---------- DATA FOR PROCESSING
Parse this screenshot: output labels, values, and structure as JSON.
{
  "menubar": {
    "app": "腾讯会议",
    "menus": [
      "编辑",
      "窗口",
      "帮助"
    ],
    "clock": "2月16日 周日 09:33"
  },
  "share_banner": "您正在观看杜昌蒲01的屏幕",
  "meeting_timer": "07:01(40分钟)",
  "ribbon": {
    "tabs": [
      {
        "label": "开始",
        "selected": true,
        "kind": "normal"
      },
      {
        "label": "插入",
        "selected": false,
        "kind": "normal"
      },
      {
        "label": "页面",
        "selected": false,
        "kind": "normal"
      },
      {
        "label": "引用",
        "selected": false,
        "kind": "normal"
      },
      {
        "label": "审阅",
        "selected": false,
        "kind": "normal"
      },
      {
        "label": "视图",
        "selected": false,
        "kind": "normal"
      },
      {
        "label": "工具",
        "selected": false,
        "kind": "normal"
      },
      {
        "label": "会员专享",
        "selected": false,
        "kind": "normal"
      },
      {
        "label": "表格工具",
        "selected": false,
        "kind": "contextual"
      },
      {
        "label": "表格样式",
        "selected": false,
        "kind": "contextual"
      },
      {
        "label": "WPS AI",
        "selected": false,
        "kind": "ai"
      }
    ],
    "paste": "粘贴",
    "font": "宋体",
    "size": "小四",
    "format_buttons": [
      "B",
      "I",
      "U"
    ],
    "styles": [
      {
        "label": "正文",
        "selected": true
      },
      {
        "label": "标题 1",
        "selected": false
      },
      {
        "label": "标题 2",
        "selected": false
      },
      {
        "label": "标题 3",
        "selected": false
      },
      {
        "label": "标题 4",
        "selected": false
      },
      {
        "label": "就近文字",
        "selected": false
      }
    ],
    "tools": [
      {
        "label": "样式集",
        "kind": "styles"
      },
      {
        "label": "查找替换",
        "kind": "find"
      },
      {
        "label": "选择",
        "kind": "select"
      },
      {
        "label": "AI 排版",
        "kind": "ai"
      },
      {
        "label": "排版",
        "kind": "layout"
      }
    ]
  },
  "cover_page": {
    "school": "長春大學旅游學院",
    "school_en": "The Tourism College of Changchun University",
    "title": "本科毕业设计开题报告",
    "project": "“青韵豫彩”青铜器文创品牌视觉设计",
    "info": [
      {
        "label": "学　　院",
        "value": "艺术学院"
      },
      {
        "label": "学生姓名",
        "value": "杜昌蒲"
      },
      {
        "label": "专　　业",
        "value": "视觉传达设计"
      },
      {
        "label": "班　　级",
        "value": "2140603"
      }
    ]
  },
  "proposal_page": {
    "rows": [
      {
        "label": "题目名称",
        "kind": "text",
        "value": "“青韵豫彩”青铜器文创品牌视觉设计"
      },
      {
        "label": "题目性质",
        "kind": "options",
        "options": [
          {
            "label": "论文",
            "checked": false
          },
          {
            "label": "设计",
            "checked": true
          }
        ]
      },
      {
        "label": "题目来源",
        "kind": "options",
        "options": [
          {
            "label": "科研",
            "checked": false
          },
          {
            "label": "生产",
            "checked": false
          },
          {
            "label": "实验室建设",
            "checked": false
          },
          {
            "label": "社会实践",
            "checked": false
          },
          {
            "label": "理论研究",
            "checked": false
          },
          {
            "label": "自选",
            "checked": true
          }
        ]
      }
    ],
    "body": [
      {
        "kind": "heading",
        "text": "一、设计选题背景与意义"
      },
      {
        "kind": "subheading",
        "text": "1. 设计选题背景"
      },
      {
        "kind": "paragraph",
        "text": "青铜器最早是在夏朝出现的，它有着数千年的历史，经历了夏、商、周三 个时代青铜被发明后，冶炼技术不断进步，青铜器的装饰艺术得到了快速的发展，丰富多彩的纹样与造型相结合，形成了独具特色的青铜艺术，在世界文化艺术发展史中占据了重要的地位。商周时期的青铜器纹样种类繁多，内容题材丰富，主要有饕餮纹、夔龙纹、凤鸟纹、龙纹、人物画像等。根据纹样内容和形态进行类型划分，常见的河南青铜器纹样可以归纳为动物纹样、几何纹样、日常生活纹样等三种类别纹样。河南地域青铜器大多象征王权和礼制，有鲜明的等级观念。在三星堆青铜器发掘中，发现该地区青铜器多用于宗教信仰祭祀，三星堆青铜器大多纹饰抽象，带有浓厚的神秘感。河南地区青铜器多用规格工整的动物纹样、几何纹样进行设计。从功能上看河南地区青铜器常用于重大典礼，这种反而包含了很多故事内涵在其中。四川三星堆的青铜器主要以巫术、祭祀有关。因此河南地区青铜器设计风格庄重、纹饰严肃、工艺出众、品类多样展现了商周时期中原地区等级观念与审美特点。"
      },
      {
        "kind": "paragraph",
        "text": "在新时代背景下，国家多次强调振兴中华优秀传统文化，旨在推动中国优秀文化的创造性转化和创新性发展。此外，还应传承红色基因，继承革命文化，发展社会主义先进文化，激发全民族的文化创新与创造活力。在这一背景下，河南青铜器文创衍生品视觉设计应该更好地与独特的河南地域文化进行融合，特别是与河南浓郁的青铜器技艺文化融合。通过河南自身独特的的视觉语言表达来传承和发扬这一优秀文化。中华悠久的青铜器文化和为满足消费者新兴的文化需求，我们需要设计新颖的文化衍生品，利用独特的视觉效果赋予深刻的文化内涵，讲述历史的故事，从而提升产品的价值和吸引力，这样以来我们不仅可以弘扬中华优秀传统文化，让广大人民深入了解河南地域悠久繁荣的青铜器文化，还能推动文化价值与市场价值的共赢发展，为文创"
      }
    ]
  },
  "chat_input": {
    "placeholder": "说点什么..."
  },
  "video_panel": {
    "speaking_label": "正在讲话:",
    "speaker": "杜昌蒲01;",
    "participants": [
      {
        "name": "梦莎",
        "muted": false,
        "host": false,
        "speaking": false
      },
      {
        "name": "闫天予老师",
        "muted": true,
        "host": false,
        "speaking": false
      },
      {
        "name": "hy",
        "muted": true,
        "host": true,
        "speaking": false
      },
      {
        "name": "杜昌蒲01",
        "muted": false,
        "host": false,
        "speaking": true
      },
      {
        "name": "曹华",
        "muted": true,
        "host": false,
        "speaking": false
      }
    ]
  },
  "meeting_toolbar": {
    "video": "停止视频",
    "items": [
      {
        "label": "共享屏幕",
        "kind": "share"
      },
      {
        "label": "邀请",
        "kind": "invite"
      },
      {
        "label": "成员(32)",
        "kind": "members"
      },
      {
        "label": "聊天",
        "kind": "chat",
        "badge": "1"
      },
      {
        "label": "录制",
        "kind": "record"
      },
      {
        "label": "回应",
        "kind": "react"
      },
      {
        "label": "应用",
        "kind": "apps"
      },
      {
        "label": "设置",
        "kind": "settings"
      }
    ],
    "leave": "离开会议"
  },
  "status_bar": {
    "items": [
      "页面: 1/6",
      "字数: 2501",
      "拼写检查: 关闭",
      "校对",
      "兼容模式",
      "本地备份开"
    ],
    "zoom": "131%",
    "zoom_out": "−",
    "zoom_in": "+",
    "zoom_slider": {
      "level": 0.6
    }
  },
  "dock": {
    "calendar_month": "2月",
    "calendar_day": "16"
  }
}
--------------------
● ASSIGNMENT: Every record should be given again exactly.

● WRITTEN RESPONSE:
Parse this screenshot: output labels, values, and structure as JSON.
{
  "menubar": {
    "app": "腾讯会议",
    "menus": [
      "编辑",
      "窗口",
      "帮助"
    ],
    "clock": "2月16日 周日 09:33"
  },
  "share_banner": "您正在观看杜昌蒲01的屏幕",
  "meeting_timer": "07:01(40分钟)",
  "ribbon": {
    "tabs": [
      {
        "label": "开始",
        "selected": true,
        "kind": "normal"
      },
      {
        "label": "插入",
        "selected": false,
        "kind": "normal"
      },
      {
        "label": "页面",
        "selected": false,
        "kind": "normal"
      },
      {
        "label": "引用",
        "selected": false,
        "kind": "normal"
      },
      {
        "label": "审阅",
        "selected": false,
        "kind": "normal"
      },
      {
        "label": "视图",
        "selected": false,
        "kind": "normal"
      },
      {
        "label": "工具",
        "selected": false,
        "kind": "normal"
      },
      {
        "label": "会员专享",
        "selected": false,
        "kind": "normal"
      },
      {
        "label": "表格工具",
        "selected": false,
        "kind": "contextual"
      },
      {
        "label": "表格样式",
        "selected": false,
        "kind": "contextual"
      },
      {
        "label": "WPS AI",
        "selected": false,
        "kind": "ai"
      }
    ],
    "paste": "粘贴",
    "font": "宋体",
    "size": "小四",
    "format_buttons": [
      "B",
      "I",
      "U"
    ],
    "styles": [
      {
        "label": "正文",
        "selected": true
      },
      {
        "label": "标题 1",
        "selected": false
      },
      {
        "label": "标题 2",
        "selected": false
      },
      {
        "label": "标题 3",
        "selected": false
      },
      {
        "label": "标题 4",
        "selected": false
      },
      {
        "label": "就近文字",
        "selected": false
      }
    ],
    "tools": [
      {
        "label": "样式集",
        "kind": "styles"
      },
      {
        "label": "查找替换",
        "kind": "find"
      },
      {
        "label": "选择",
        "kind": "select"
      },
      {
        "label": "AI 排版",
        "kind": "ai"
      },
      {
        "label": "排版",
        "kind": "layout"
      }
    ]
  },
  "cover_page": {
    "school": "長春大學旅游學院",
    "school_en": "The Tourism College of Changchun University",
    "title": "本科毕业设计开题报告",
    "project": "“青韵豫彩”青铜器文创品牌视觉设计",
    "info": [
      {
        "label": "学　　院",
        "value": "艺术学院"
      },
      {
        "label": "学生姓名",
        "value": "杜昌蒲"
      },
      {
        "label": "专　　业",
        "value": "视觉传达设计"
      },
      {
        "label": "班　　级",
        "value": "2140603"
      }
    ]
  },
  "proposal_page": {
    "rows": [
      {
        "label": "题目名称",
        "kind": "text",
        "value": "“青韵豫彩”青铜器文创品牌视觉设计"
      },
      {
        "label": "题目性质",
        "kind": "options",
        "options": [
          {
            "label": "论文",
            "checked": false
          },
          {
            "label": "设计",
            "checked": true
          }
        ]
      },
      {
        "label": "题目来源",
        "kind": "options",
        "options": [
          {
            "label": "科研",
            "checked": false
          },
          {
            "label": "生产",
            "checked": false
          },
          {
            "label": "实验室建设",
            "checked": false
          },
          {
            "label": "社会实践",
            "checked": false
          },
          {
            "label": "理论研究",
            "checked": false
          },
          {
            "label": "自选",
            "checked": true
          }
        ]
      }
    ],
    "body": [
      {
        "kind": "heading",
        "text": "一、设计选题背景与意义"
      },
      {
        "kind": "subheading",
        "text": "1. 设计选题背景"
      },
      {
        "kind": "paragraph",
        "text": "青铜器最早是在夏朝出现的，它有着数千年的历史，经历了夏、商、周三 个时代青铜被发明后，冶炼技术不断进步，青铜器的装饰艺术得到了快速的发展，丰富多彩的纹样与造型相结合，形成了独具特色的青铜艺术，在世界文化艺术发展史中占据了重要的地位。商周时期的青铜器纹样种类繁多，内容题材丰富，主要有饕餮纹、夔龙纹、凤鸟纹、龙纹、人物画像等。根据纹样内容和形态进行类型划分，常见的河南青铜器纹样可以归纳为动物纹样、几何纹样、日常生活纹样等三种类别纹样。河南地域青铜器大多象征王权和礼制，有鲜明的等级观念。在三星堆青铜器发掘中，发现该地区青铜器多用于宗教信仰祭祀，三星堆青铜器大多纹饰抽象，带有浓厚的神秘感。河南地区青铜器多用规格工整的动物纹样、几何纹样进行设计。从功能上看河南地区青铜器常用于重大典礼，这种反而包含了很多故事内涵在其中。四川三星堆的青铜器主要以巫术、祭祀有关。因此河南地区青铜器设计风格庄重、纹饰严肃、工艺出众、品类多样展现了商周时期中原地区等级观念与审美特点。"
      },
      {
        "kind": "paragraph",
        "text": "在新时代背景下，国家多次强调振兴中华优秀传统文化，旨在推动中国优秀文化的创造性转化和创新性发展。此外，还应传承红色基因，继承革命文化，发展社会主义先进文化，激发全民族的文化创新与创造活力。在这一背景下，河南青铜器文创衍生品视觉设计应该更好地与独特的河南地域文化进行融合，特别是与河南浓郁的青铜器技艺文化融合。通过河南自身独特的的视觉语言表达来传承和发扬这一优秀文化。中华悠久的青铜器文化和为满足消费者新兴的文化需求，我们需要设计新颖的文化衍生品，利用独特的视觉效果赋予深刻的文化内涵，讲述历史的故事，从而提升产品的价值和吸引力，这样以来我们不仅可以弘扬中华优秀传统文化，让广大人民深入了解河南地域悠久繁荣的青铜器文化，还能推动文化价值与市场价值的共赢发展，为文创"
      }
    ]
  },
  "chat_input": {
    "placeholder": "说点什么..."
  },
  "video_panel": {
    "speaking_label": "正在讲话:",
    "speaker": "杜昌蒲01;",
    "participants": [
      {
        "name": "梦莎",
        "muted": false,
        "host": false,
        "speaking": false
      },
      {
        "name": "闫天予老师",
        "muted": true,
        "host": false,
        "speaking": false
      },
      {
        "name": "hy",
        "muted": true,
        "host": true,
        "speaking": false
      },
      {
        "name": "杜昌蒲01",
        "muted": false,
        "host": false,
        "speaking": true
      },
      {
        "name": "曹华",
        "muted": true,
        "host": false,
        "speaking": false
      }
    ]
  },
  "meeting_toolbar": {
    "video": "停止视频",
    "items": [
      {
        "label": "共享屏幕",
        "kind": "share"
      },
      {
        "label": "邀请",
        "kind": "invite"
      },
      {
        "label": "成员(32)",
        "kind": "members"
      },
      {
        "label": "聊天",
        "kind": "chat",
        "badge": "1"
      },
      {
        "label": "录制",
        "kind": "record"
      },
      {
        "label": "回应",
        "kind": "react"
      },
      {
        "label": "应用",
        "kind": "apps"
      },
      {
        "label": "设置",
        "kind": "settings"
      }
    ],
    "leave": "离开会议"
  },
  "status_bar": {
    "items": [
      "页面: 1/6",
      "字数: 2501",
      "拼写检查: 关闭",
      "校对",
      "兼容模式",
      "本地备份开"
    ],
    "zoom": "131%",
    "zoom_out": "−",
    "zoom_in": "+",
    "zoom_slider": {
      "level": 0.6
    }
  },
  "dock": {
    "calendar_month": "2月",
    "calendar_day": "16"
  }
}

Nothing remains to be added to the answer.